Devil’s claw is available in the UK as a registered traditional herbal medicine (THR) as Devil’s Claw JointAid (THR) and based on traditional use only, is used to relieve backache, rheumatic and muscular pain. The THR scheme guarantees the ingredients are of a standard quality and have been used in traditional medicine for at least 30 years.
Dr Sarah Brewer says: ‘Traditionally used as a bitter tonic to aid digestion and fever, research has found that taking a devil’s claw supplement may help to reduce joint pain, stiffness and backache to help maintain your mobility.’
What does devil’s claw do?
The exact mechanism for how devil’s claw works is not fully understood, but its tubers contain a high concentration of harpagosides, chemicals which have anti-inflammatory and pain-relieving properties.
In laboratory tests, devil’s claw has been shown to block several pathways that cause joint inflammation.
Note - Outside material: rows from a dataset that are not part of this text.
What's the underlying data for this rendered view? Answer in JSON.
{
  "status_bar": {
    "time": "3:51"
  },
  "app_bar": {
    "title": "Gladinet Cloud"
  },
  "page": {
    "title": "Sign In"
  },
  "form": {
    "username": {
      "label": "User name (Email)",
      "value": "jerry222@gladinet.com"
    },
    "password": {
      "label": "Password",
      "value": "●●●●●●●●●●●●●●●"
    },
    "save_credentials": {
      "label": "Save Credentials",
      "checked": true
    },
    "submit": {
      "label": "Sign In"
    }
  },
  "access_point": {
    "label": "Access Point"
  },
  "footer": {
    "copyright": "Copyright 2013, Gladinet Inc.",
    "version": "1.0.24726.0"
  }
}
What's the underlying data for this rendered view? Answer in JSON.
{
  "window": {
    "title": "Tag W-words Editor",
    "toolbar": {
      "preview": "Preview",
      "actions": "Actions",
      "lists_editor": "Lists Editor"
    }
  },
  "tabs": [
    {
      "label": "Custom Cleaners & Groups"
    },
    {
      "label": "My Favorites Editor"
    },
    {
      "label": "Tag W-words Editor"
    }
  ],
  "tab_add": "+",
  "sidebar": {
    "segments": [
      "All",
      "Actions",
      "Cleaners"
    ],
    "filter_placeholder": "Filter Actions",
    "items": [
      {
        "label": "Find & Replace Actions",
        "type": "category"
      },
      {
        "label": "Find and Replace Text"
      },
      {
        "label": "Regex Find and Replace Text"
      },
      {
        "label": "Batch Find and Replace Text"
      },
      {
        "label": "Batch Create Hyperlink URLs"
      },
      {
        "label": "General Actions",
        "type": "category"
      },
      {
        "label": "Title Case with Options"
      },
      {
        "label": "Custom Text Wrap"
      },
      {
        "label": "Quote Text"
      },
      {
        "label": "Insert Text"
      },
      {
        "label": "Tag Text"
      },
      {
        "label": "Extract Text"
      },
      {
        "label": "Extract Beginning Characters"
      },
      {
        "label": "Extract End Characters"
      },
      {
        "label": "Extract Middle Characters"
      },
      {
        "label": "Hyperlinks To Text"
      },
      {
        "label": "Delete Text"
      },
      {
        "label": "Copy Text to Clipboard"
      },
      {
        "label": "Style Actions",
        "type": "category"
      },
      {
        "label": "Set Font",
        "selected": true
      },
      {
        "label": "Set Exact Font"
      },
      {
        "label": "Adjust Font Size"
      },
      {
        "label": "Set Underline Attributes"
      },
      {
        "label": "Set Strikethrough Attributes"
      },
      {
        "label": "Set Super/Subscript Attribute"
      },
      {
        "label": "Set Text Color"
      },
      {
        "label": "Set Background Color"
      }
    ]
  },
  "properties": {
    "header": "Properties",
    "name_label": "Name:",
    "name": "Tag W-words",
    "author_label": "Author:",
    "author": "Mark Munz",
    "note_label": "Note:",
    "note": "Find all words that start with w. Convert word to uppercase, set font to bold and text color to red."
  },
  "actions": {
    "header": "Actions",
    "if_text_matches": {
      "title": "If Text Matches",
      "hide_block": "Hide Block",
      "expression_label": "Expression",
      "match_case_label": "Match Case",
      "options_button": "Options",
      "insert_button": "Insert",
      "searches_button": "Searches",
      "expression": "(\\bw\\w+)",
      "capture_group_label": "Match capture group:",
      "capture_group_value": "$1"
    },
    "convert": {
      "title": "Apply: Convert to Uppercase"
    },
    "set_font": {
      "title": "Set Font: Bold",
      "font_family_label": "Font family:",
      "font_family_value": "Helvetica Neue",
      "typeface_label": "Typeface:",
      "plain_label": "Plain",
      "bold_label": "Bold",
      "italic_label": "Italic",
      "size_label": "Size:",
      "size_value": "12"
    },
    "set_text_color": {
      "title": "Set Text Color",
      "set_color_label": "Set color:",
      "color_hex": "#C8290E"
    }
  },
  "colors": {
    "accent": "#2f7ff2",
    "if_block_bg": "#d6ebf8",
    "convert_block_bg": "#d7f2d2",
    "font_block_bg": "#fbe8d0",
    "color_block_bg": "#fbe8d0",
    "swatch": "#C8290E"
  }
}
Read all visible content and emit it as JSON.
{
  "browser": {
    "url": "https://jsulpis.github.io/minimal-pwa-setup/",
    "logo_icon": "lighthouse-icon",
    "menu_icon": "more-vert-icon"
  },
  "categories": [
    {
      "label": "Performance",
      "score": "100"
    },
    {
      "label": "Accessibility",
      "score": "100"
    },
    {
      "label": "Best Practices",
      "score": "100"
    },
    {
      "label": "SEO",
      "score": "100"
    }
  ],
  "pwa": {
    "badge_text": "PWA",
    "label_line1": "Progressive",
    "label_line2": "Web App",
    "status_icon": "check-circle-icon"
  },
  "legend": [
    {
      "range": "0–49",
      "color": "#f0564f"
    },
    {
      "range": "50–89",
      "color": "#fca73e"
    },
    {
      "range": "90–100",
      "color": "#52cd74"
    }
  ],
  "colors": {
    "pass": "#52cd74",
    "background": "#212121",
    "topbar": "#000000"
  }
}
It’s a useful natural remedy for a wide variety of joint conditions and back pain.
Back pain affects up to 35 per cent of the population in any given month. Most people will recover in a few weeks or months, but some experience long term pain which can be extremely debilitating.
A Cochrane review of studies said one trial of devil’s claw, taken at a standardised dose of 50mg or 100mg of harpagoside, reduced lower back pain more than a placebo. A standardised daily dose of 60mg devil’s claw, reduced pain at about the same level as a daily dose of 12.5mg Vioxx® (an anti-inflammatory drug now discontinued).
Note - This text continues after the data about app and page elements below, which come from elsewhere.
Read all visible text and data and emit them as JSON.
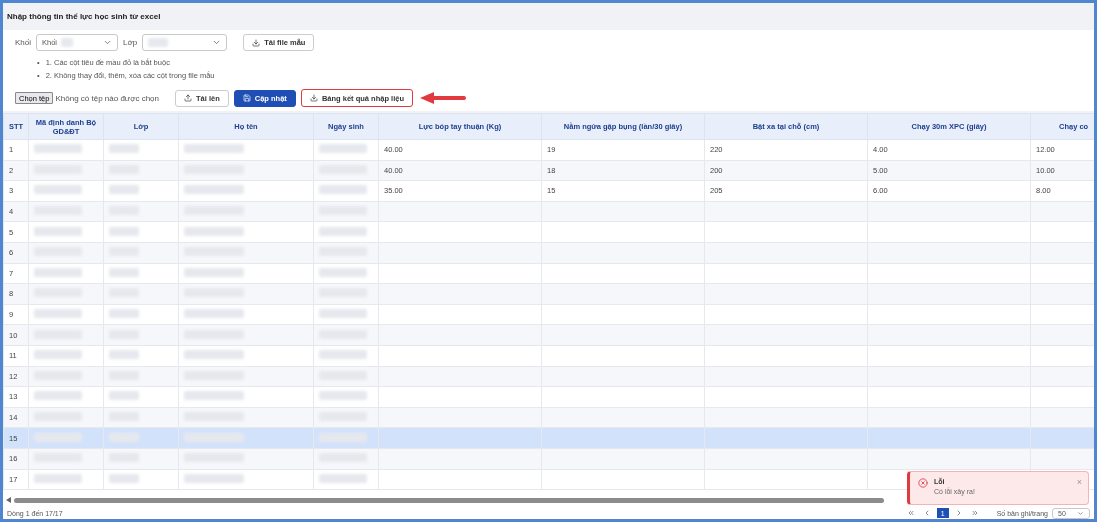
{
  "window": {
    "title": "Nhập thông tin thể lực học sinh từ excel"
  },
  "filters": [
    {
      "label": "Khối",
      "value": "Khối"
    },
    {
      "label": "Lớp"
    }
  ],
  "template_button": "Tải file mẫu",
  "notes": [
    {
      "bullet": "•",
      "text": "1. Các cột tiêu đề mầu đỏ là bắt buộc"
    },
    {
      "bullet": "•",
      "text": "2. Không thay đổi, thêm, xóa các cột trong file mẫu"
    }
  ],
  "file_input": {
    "button": "Chọn tệp",
    "status": "Không có tệp nào được chọn"
  },
  "actions": [
    {
      "label": "Tải lên",
      "kind": "upload"
    },
    {
      "label": "Cập nhật",
      "kind": "primary"
    },
    {
      "label": "Bảng kết quả nhập liệu",
      "kind": "highlighted"
    }
  ],
  "table": {
    "columns": [
      "STT",
      "Mã định danh Bộ GD&ĐT",
      "Lớp",
      "Họ tên",
      "Ngày sinh",
      "Lực bóp tay thuận (Kg)",
      "Nằm ngửa gập bụng (lần/30 giây)",
      "Bật xa tại chỗ (cm)",
      "Chạy 30m XPC (giây)",
      "Chạy co"
    ],
    "rows": [
      {
        "stt": "1",
        "selected": false,
        "values": [
          "40.00",
          "19",
          "220",
          "4.00",
          "12.00"
        ]
      },
      {
        "stt": "2",
        "selected": false,
        "values": [
          "40.00",
          "18",
          "200",
          "5.00",
          "10.00"
        ]
      },
      {
        "stt": "3",
        "selected": false,
        "values": [
          "35.00",
          "15",
          "205",
          "6.00",
          "8.00"
        ]
      },
      {
        "stt": "4",
        "selected": false
      },
      {
        "stt": "5",
        "selected": false
      },
      {
        "stt": "6",
        "selected": false
      },
      {
        "stt": "7",
        "selected": false
      },
      {
        "stt": "8",
        "selected": false
      },
      {
        "stt": "9",
        "selected": false
      },
      {
        "stt": "10",
        "selected": false
      },
      {
        "stt": "11",
        "selected": false
      },
      {
        "stt": "12",
        "selected": false
      },
      {
        "stt": "13",
        "selected": false
      },
      {
        "stt": "14",
        "selected": false
      },
      {
        "stt": "15",
        "selected": true
      },
      {
        "stt": "16",
        "selected": false
      },
      {
        "stt": "17",
        "selected": false
      }
    ]
  },
  "status_bar": {
    "range": "Dòng 1 đến 17/17",
    "pages": [
      {
        "label": "1",
        "selected": true
      }
    ],
    "page_size_label": "Số bản ghi/trang",
    "page_size": "50"
  },
  "toast": {
    "title": "Lỗi",
    "message": "Có lỗi xảy ra!",
    "close": "×"
  }
}
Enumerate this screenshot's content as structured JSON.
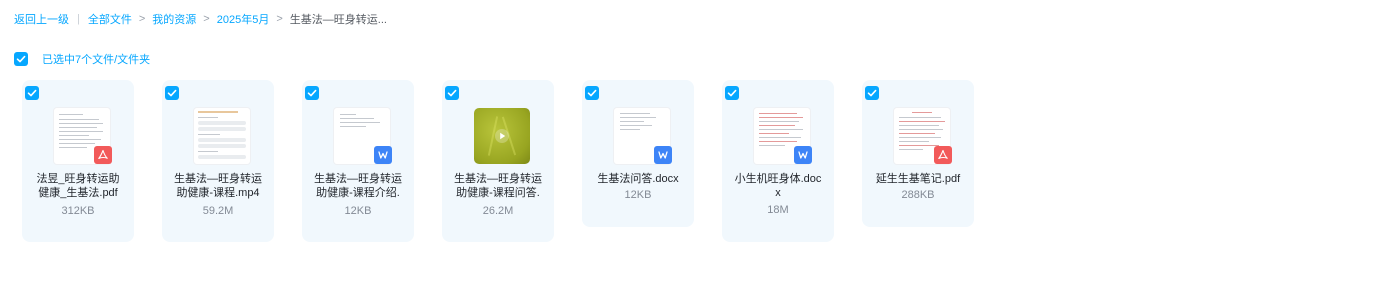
{
  "breadcrumb": {
    "back": "返回上一级",
    "items": [
      "全部文件",
      "我的资源",
      "2025年5月"
    ],
    "current": "生基法—旺身转运..."
  },
  "selection": {
    "text": "已选中7个文件/文件夹",
    "checked": true
  },
  "files": [
    {
      "name_line1": "法昱_旺身转运助",
      "name_line2": "健康_生基法.pdf",
      "size": "312KB",
      "type": "pdf",
      "icon": "pdf-icon",
      "checked": true
    },
    {
      "name_line1": "生基法—旺身转运",
      "name_line2": "助健康-课程.mp4",
      "size": "59.2M",
      "type": "doc-preview",
      "icon": "none",
      "checked": true
    },
    {
      "name_line1": "生基法—旺身转运",
      "name_line2": "助健康-课程介绍.",
      "size": "12KB",
      "type": "word",
      "icon": "word-icon",
      "checked": true
    },
    {
      "name_line1": "生基法—旺身转运",
      "name_line2": "助健康-课程问答.",
      "size": "26.2M",
      "type": "video",
      "icon": "play-icon",
      "checked": true
    },
    {
      "name_line1": "生基法问答.docx",
      "name_line2": "",
      "size": "12KB",
      "type": "word",
      "icon": "word-icon",
      "checked": true
    },
    {
      "name_line1": "小生机旺身体.doc",
      "name_line2": "x",
      "size": "18M",
      "type": "word",
      "icon": "word-icon",
      "checked": true
    },
    {
      "name_line1": "延生生基笔记.pdf",
      "name_line2": "",
      "size": "288KB",
      "type": "pdf",
      "icon": "pdf-icon",
      "checked": true
    }
  ],
  "colors": {
    "accent": "#06a7ff",
    "card_bg": "#f1f8fd",
    "pdf": "#f25a5a",
    "word": "#3d84f7"
  }
}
Devil’s claw may be helpful in reducing pain, inflammation and stiffness related to osteoarthritis (OA), a painful joint condition and the commonest type of arthritis in the UK.
Evidence suggests devil’s claw works as well as commonly prescribed drug treatments for OA. A 2017 study by North East Ohio Medical University found that harpagosides, the compounds in devil’s claw, have a significant anti-inflammatory effect on cartilage cells.
Getting devil’s claw from your diet
You can drink devil’s claw as a tea or a tincture, available from health food stores. Alternatively, take it as a supplement. Recent studies show its benefits are reduced by stomach acidity, making it more effective as a concentrated extract in tablet form rather than in teas or liquid preparations. For the same reason, it should be taken between meals when stomach activity is at its lowest.
Minor side effects reported include rashes, stomach upsets, diarrhoea, headaches and loss of appetite. Devil’s claw should not be taken if you are pregnant, as it may harm the developing foetus, and it’s not recommended whilst breastfeeding.
Although uncommon, devil’s claw can cause the more serious side effects of abnormal heart rhythm and bleeding. Avoid taking devil’s claw if you are on any blood-thinning medication, such as warfarin or heparin, painkillers, heart drugs (for example, digoxin) and stomach acid drugs (such as famotidine).
Devil’s claw may increase bile production, so avoid taking it if you have gallstones or peptic ulcer disease.
There is currently no UK or EU recommended daily allowance or upper safe limit. A suggested dose is one 450mg extract tablet (equivalent to 1,575-2,250mg of fresh devil’s claw root) taken twice a day, morning and evening.
Devil’s claw should be taken for four to eight weeks for the full effects to be seen. People with OA may benefit from taking devil’s claw alongside glucosamine – thought to slow cartilage degeneration – whilst devil’s claw can ease inflammation and pain.